Remember My Name: Edmé Bouchardon

The Getty Museum's "Bouchardon: Royal Artist of the Enlightenment" ends with a larger-than-life gesture: the bronze hand of the artist's equestrian statue of Louis XV. The monument was toppled during the French Revolution, and this is all that remains of it. 

Louis XV is remembered for a style of French furniture and "après moi, le déluge." Less survives of the reputation of Edmé Bourchardon (1698-1762), "the greatest sculptor and the best draftsman of his century." That assessment, by critic Charles-Nicolas Cochin, is the stenciling on the wall. You won't walk out 100 percent convinced (Houdon, Watteau…) but the exhibition demonstrates why Bouchardon was so acclaimed. It doubles as a meditation on how fame may pass for reasons hard to pin down. 

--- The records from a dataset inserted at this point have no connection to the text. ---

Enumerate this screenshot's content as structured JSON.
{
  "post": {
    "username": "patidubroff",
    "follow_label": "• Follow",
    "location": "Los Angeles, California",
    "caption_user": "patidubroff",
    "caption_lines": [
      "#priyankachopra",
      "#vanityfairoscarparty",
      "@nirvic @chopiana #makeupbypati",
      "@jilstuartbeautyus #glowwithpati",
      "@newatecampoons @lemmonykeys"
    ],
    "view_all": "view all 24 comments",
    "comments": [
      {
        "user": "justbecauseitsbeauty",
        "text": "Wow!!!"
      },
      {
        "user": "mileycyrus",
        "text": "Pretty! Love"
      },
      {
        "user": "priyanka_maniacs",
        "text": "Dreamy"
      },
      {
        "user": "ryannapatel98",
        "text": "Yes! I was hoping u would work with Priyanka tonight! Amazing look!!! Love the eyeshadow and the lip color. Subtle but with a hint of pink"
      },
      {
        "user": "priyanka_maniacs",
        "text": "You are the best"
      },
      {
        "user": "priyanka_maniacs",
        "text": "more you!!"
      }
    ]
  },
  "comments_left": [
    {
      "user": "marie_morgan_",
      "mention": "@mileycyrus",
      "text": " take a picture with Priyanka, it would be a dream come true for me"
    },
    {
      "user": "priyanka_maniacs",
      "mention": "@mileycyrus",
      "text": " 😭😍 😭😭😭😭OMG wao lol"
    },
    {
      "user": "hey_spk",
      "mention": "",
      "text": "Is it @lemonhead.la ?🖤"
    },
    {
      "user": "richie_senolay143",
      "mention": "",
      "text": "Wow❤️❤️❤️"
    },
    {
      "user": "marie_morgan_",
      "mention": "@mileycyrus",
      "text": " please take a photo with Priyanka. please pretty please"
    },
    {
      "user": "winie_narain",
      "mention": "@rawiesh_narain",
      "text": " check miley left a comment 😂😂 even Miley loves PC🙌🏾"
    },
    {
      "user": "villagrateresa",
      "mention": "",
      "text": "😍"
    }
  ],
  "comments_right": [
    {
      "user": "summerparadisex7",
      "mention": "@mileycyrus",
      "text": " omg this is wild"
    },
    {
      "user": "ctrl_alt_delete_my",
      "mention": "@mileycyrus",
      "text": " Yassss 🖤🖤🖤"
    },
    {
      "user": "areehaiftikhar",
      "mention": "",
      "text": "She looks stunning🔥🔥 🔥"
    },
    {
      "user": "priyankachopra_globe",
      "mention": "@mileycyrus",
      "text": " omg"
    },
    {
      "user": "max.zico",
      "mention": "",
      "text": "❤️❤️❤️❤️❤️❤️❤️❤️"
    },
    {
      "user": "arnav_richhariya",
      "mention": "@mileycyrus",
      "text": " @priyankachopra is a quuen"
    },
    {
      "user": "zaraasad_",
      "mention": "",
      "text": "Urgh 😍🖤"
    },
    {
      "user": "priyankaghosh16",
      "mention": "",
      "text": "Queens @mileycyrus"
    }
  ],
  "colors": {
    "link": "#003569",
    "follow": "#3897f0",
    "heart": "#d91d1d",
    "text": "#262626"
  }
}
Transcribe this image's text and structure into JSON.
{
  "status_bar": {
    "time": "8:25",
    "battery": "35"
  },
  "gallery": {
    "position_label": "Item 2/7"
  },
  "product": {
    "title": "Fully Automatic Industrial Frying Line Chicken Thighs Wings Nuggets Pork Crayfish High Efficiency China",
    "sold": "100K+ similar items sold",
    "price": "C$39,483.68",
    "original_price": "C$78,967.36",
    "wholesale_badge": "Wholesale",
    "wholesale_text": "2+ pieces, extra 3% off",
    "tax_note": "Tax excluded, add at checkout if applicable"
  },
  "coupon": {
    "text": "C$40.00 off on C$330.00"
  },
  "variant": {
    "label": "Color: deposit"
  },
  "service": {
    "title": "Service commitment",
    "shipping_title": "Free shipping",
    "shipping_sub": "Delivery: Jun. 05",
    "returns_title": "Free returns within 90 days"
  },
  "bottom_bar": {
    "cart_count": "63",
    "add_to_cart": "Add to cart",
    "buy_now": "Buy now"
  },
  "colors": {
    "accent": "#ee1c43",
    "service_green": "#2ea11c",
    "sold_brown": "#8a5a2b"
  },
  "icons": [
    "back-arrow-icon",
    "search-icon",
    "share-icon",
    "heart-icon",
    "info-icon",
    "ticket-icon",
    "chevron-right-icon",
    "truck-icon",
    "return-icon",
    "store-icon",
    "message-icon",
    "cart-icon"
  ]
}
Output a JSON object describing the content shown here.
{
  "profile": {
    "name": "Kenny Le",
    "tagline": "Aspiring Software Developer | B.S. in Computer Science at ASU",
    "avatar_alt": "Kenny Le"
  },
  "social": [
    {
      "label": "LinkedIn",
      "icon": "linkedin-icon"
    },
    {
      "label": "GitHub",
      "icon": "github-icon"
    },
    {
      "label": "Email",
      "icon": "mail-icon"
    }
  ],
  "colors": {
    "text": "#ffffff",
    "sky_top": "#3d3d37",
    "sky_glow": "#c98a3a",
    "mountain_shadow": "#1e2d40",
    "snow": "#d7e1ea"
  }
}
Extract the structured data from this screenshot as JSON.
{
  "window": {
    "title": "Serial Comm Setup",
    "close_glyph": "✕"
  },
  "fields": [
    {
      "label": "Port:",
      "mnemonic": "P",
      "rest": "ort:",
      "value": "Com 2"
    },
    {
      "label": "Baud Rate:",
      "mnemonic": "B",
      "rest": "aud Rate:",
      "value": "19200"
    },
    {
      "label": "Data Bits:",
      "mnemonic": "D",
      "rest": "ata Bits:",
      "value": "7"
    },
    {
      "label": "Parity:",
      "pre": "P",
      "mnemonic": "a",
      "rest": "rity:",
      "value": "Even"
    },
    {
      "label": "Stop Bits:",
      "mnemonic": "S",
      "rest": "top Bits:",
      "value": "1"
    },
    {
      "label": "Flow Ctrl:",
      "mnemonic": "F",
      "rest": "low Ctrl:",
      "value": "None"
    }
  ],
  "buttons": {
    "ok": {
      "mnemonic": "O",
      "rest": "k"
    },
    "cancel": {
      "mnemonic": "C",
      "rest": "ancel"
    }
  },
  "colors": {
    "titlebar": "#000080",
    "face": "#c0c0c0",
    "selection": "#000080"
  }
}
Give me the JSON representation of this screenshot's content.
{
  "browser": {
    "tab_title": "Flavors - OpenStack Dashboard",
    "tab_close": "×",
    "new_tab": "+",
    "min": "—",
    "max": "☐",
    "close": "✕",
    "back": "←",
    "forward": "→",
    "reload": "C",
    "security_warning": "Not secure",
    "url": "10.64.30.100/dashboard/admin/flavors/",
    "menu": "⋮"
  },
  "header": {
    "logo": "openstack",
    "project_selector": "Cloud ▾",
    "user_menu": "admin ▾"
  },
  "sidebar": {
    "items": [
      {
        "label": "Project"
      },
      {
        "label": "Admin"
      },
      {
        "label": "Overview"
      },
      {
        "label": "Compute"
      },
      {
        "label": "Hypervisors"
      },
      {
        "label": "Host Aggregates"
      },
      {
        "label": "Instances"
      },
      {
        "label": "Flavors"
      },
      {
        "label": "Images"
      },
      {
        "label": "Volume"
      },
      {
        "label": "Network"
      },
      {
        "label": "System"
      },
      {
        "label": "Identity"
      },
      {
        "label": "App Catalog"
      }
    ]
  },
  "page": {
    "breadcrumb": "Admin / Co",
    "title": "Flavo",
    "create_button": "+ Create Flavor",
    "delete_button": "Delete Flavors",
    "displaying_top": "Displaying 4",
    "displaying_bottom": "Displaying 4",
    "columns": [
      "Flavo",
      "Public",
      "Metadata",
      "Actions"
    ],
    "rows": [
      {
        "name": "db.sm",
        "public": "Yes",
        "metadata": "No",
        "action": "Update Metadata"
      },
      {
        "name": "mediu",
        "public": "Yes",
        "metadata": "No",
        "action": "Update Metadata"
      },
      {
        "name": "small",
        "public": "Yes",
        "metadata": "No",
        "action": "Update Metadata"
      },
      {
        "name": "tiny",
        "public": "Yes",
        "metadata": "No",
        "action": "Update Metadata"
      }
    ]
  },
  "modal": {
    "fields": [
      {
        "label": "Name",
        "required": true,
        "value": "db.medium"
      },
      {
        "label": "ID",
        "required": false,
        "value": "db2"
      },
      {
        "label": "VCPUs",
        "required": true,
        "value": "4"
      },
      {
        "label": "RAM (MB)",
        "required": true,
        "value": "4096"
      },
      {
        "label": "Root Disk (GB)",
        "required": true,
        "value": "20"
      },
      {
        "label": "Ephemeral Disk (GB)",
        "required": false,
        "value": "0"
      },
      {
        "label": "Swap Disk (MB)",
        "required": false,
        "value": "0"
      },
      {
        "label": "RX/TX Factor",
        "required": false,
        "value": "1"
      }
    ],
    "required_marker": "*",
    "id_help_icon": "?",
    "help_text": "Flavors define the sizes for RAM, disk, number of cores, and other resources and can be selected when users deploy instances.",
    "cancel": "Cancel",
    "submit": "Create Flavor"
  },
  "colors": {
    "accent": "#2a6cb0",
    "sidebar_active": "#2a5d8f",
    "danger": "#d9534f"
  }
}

The reputation of Romantic poet Percy Bysshe Shelley is now overshadowed by that of his wife Mary, author of Frankenstein. Percy's poem Ozymandias, on the transience of fame, is now recalled as the title of Breaking Bad episodeRemember my name.